Canada’s Private Sponsorship of Refugees Program provides a unique model for the development of complementary pathways to safe third countries by mobilizing community actors, such as schools, community groups, and businesses, to actively participate in refugee protection through sponsorship, one that has the potential to be scaled internationally. The Student Refugee Program is one such pathway which provides resettlement to refugee youth through sponsorship from Canadian post-secondary schools.
Supporting these student athletes is part of Sheridan’s deep commitment to global citizenship and pushing boundaries toward innovative, collaborative solutions to complex problems.
“Sheridan is proud to welcome two-time Olympians Rose Nathike Likonyen, Paulo Amotun Lokoro and James Nyang Chiengjiek as students to our Trafalgar Campus in Oakville this fall,” said Maria Lucido Bezely, Sheridan’s Dean of Students. “The dedication, resilience and tenacity that they have shown in the pursuit of their athletic and personal goals will contribute to their success both on and off the track.
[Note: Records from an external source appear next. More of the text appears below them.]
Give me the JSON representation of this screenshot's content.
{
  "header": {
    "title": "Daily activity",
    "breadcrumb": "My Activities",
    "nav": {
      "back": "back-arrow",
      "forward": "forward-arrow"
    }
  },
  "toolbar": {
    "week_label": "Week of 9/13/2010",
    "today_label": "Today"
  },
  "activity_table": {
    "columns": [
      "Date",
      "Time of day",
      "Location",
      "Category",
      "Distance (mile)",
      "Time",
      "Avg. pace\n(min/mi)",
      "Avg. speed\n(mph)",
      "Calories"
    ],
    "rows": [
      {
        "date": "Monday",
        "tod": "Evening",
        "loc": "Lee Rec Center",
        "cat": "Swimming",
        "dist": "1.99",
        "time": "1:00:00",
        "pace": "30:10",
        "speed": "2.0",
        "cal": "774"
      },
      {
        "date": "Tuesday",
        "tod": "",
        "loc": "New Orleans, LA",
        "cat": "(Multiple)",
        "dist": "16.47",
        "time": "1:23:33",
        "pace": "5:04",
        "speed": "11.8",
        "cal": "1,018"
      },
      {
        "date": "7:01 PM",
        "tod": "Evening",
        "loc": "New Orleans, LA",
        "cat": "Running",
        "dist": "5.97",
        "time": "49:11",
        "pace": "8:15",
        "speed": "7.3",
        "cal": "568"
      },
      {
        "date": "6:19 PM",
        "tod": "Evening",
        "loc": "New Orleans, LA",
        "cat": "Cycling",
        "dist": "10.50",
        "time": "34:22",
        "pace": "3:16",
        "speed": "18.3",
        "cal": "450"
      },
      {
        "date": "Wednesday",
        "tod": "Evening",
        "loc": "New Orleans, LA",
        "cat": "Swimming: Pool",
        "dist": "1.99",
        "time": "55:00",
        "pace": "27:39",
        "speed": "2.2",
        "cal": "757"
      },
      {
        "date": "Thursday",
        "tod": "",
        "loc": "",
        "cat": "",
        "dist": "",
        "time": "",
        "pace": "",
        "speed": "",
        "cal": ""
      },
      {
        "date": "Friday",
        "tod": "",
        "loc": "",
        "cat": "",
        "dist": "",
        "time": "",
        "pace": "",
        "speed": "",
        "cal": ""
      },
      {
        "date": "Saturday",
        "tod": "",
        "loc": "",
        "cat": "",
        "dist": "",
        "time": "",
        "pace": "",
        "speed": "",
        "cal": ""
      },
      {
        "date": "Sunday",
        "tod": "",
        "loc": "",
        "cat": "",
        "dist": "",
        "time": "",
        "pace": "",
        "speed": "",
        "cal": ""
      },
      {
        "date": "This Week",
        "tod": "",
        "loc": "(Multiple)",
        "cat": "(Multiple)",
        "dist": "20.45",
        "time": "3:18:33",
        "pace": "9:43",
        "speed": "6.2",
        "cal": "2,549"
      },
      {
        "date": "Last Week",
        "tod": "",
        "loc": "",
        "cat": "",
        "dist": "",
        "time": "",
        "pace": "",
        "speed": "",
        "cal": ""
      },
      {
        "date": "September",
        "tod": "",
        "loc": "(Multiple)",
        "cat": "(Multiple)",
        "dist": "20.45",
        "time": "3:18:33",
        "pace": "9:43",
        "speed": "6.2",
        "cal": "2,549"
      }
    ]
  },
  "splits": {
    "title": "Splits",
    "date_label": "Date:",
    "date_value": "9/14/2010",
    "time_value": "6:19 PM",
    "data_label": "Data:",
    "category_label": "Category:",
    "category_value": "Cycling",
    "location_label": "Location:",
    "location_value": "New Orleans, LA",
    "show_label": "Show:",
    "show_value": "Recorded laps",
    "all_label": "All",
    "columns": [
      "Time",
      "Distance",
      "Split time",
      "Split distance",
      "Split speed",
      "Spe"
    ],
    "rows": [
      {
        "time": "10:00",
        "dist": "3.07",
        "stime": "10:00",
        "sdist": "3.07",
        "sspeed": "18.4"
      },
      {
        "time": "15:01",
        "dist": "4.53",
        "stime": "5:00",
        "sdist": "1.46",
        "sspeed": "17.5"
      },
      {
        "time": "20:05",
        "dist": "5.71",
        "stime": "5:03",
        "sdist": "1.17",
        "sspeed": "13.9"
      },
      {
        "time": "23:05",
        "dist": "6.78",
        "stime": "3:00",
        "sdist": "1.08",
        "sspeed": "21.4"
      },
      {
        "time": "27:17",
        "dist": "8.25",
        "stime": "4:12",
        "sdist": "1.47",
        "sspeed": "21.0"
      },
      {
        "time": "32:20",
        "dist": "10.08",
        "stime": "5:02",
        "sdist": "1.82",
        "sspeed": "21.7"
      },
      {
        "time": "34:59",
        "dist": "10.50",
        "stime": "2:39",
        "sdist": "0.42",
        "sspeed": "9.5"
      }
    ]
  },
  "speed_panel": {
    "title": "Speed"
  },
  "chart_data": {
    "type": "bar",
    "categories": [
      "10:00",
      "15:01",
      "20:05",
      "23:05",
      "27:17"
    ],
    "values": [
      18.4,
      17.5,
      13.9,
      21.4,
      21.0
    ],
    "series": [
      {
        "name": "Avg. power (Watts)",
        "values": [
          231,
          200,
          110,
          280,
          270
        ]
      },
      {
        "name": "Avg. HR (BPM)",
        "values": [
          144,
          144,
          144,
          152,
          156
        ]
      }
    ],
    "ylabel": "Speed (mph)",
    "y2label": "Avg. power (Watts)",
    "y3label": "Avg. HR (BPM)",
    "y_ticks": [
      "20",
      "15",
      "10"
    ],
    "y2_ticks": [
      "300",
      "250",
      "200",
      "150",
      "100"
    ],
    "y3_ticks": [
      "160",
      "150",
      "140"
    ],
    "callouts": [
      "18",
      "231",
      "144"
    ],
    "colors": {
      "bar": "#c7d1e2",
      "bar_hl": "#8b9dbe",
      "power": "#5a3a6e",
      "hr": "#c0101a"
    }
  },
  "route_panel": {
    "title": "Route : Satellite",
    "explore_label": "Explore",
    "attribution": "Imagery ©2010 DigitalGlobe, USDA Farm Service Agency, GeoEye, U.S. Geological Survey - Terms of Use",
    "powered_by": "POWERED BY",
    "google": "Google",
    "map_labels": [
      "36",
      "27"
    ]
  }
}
We are so pleased that these inspiring athletes have chosen the Sheridan learning community as they settle into life in Canada as permanent residents, and we look forward to supporting their journey.”
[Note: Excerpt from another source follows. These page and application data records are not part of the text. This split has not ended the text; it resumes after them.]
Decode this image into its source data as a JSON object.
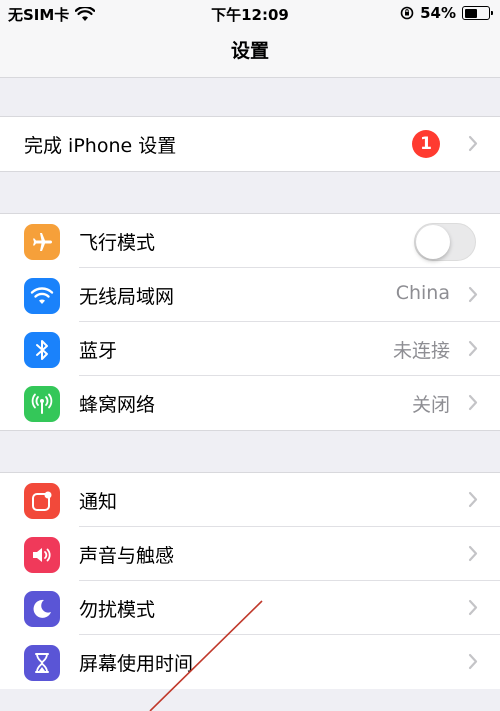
{
  "status_bar": {
    "carrier": "无SIM卡",
    "time": "下午12:09",
    "battery": "54%",
    "battery_level": 0.54
  },
  "nav": {
    "title": "设置"
  },
  "setup": {
    "label": "完成 iPhone 设置",
    "badge": "1"
  },
  "network": {
    "airplane": {
      "label": "飞行模式",
      "on": false
    },
    "wifi": {
      "label": "无线局域网",
      "value": "China"
    },
    "bluetooth": {
      "label": "蓝牙",
      "value": "未连接"
    },
    "cellular": {
      "label": "蜂窝网络",
      "value": "关闭"
    }
  },
  "general": {
    "notifications": {
      "label": "通知"
    },
    "sounds": {
      "label": "声音与触感"
    },
    "dnd": {
      "label": "勿扰模式"
    },
    "screen_time": {
      "label": "屏幕使用时间"
    }
  },
  "colors": {
    "airplane": "#f6a03a",
    "wifi": "#1a82fb",
    "bluetooth": "#1a82fb",
    "cellular": "#34c759",
    "notifications": "#f2493a",
    "sounds": "#f0395a",
    "dnd": "#5a55d6",
    "screen_time": "#5a55d6"
  }
}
Building on WUSC’s 40 years of experience providing education opportunities to 2,100 refugees through the Student Refugee Program, this new pilot leverages athletic scholarships and sponsorship to provide access to education as a pathway to resettlement for refugees in a safe third country. This year, Rose Nathike, Paulo Amotun, and James Nyang will join a cohort of 153 student refugees who will study at 80 institutions across Canada through the broader program. The expansion of complementary pathways to resettlement through athletics has great potential to raise global awareness and mobilize new funds, engage new actors, and expand support to an even larger number of refugee youth.
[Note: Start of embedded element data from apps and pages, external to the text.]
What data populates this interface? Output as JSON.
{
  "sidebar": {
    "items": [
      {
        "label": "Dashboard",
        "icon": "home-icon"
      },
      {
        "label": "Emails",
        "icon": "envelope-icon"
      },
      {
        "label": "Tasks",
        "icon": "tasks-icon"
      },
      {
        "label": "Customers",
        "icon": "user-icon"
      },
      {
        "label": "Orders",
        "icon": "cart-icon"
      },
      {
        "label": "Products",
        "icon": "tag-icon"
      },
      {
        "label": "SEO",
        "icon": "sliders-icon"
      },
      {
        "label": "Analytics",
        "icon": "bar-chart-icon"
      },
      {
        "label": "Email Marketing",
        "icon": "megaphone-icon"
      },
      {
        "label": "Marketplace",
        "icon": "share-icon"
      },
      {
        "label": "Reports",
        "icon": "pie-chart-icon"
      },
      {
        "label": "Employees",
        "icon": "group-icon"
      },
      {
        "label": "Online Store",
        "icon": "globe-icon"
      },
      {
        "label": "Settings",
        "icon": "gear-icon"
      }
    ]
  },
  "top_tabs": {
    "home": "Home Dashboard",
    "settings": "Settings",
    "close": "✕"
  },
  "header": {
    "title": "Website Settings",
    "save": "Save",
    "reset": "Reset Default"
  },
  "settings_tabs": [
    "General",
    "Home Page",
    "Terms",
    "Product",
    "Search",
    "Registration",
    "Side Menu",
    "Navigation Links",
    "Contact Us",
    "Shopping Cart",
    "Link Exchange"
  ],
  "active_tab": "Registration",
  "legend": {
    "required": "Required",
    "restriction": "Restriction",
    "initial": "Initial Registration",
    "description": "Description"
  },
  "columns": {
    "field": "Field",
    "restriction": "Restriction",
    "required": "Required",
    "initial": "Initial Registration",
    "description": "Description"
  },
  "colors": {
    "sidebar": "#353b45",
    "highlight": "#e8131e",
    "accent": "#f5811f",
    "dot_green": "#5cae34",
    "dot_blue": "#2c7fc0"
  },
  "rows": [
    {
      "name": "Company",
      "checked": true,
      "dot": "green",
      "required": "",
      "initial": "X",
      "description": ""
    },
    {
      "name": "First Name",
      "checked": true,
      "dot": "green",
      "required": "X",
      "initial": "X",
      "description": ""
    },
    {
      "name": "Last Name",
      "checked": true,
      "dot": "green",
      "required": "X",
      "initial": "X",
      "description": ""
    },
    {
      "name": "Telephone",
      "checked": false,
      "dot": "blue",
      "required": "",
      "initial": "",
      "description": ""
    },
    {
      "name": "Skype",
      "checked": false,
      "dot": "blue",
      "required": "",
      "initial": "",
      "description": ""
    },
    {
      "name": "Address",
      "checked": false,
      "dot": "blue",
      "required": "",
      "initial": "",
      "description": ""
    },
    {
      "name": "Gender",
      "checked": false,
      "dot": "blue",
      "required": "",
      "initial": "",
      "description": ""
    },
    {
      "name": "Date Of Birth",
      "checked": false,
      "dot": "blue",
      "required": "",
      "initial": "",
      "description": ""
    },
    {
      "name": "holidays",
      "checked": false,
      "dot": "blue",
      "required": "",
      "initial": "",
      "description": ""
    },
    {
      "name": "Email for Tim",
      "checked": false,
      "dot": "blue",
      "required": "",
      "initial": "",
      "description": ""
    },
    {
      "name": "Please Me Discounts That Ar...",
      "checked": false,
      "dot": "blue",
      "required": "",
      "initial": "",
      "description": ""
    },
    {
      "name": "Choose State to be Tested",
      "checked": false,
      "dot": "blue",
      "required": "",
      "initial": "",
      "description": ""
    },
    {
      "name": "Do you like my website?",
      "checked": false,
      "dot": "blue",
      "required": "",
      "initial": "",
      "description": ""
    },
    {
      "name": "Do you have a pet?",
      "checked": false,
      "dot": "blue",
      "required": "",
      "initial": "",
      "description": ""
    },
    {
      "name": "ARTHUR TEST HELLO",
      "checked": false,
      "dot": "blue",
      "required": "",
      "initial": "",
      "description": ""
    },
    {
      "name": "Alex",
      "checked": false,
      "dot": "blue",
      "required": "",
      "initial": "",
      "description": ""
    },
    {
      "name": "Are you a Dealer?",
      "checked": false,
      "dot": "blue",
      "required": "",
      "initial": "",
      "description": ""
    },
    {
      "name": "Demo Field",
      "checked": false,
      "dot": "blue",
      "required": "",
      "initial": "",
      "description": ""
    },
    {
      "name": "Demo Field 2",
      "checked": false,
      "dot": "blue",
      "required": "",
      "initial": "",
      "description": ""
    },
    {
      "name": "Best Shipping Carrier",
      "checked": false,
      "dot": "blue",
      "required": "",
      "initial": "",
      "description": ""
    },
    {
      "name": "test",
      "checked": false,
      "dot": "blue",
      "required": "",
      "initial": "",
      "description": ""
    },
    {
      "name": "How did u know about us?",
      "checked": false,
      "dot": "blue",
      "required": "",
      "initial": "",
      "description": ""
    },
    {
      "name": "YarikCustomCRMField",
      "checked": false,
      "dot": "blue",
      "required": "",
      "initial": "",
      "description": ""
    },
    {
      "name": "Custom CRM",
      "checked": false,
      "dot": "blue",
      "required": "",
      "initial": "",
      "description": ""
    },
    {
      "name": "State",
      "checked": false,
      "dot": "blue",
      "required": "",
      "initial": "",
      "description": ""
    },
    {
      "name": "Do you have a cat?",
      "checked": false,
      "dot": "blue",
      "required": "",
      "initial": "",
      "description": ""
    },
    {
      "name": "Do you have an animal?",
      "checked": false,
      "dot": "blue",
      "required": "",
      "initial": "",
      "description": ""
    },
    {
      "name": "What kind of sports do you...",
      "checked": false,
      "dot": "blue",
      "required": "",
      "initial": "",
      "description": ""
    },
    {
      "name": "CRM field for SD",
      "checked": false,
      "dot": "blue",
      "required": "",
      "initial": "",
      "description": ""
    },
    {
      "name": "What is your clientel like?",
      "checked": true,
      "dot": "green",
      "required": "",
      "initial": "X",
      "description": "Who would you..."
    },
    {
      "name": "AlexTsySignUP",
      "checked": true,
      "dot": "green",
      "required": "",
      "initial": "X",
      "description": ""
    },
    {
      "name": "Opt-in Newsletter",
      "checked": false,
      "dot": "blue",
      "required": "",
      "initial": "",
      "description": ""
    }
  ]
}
“What Rose Nathike, Paulo Amotun, and James Nyang will remind the world on the Olympic stage in Tokyo, is that we have a collective responsibility to uphold the rights and help realize the potential of millions of refugees around the world. WUSC is pleased to collaborate with our partners to find innovative solutions for all refugees, and looks forward to welcoming Rose Nathike, Paulo Amotun, and James Nyang to Canada after the games,” explains WUSC’s Executive Director, Chris Eaton.
WUSC is a Canadian non-profit organization working to create a better world for all young people. We bring together a diverse network of students, volunteers, schools, governments, and businesses who share this vision. Together, we foster youth-centred solutions for education, economic opportunities, and empowerment to overcome inequality and exclusion in over 25 countries across Asia, Africa, and the Americas. Our flagship program, the Student Refugee Program, has been providing Canadian post-secondary education and resettlement opportunities to young refugees for over 40 years.
Founded in 1967, Sheridan is one of Ontario's leading postsecondary institutions, educating approximately 43,000 full- and part-time students every year from campuses in Brampton, Mississauga and Oakville. An award-winning institution, Sheridan attracts students from across Canada and more than 110 countries. As a trailblazer in unique arts, technology and health care programs, Sheridan has always been on the leading edge of innovation ensuring students learn job-ready, practical skills and develop the confidence, empathy and problem solving savvy that allows them to push boundaries in an ever-changing world.
Pictured at top: Rose Nathike Likonyen (right), James Nyang Chiengjiek (centre) and Paulo Amotun Lokoro (left).